## The problem
Return every line of the data below that includes the string "Nagar".

##### Extracted entries #####

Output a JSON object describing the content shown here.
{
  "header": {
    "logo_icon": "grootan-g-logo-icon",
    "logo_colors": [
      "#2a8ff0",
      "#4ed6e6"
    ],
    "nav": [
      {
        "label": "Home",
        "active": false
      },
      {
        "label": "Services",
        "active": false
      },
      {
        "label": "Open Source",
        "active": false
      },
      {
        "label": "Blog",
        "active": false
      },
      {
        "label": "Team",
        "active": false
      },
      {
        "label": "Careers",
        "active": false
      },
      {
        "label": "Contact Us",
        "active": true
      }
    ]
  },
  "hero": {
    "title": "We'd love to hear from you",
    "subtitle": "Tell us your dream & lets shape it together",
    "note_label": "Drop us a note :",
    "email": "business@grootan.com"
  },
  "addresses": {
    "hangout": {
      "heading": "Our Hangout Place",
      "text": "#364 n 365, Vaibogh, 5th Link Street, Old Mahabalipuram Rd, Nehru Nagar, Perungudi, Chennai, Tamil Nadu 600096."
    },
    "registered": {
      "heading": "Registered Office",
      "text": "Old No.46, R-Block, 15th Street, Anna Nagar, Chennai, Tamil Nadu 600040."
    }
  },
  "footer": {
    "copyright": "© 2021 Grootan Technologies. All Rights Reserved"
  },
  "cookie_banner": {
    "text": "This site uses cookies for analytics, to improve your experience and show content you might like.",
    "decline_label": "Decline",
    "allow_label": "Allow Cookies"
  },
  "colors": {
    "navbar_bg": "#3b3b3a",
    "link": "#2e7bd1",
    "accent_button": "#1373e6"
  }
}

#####

## Response below
      "text": "#364 n 365, Vaibogh, 5th Link Street, Old Mahabalipuram Rd, Nehru Nagar, Perungudi, Chennai, Tamil Nadu 600096."
      "text": "Old No.46, R-Block, 15th Street, Anna Nagar, Chennai, Tamil Nadu 600040."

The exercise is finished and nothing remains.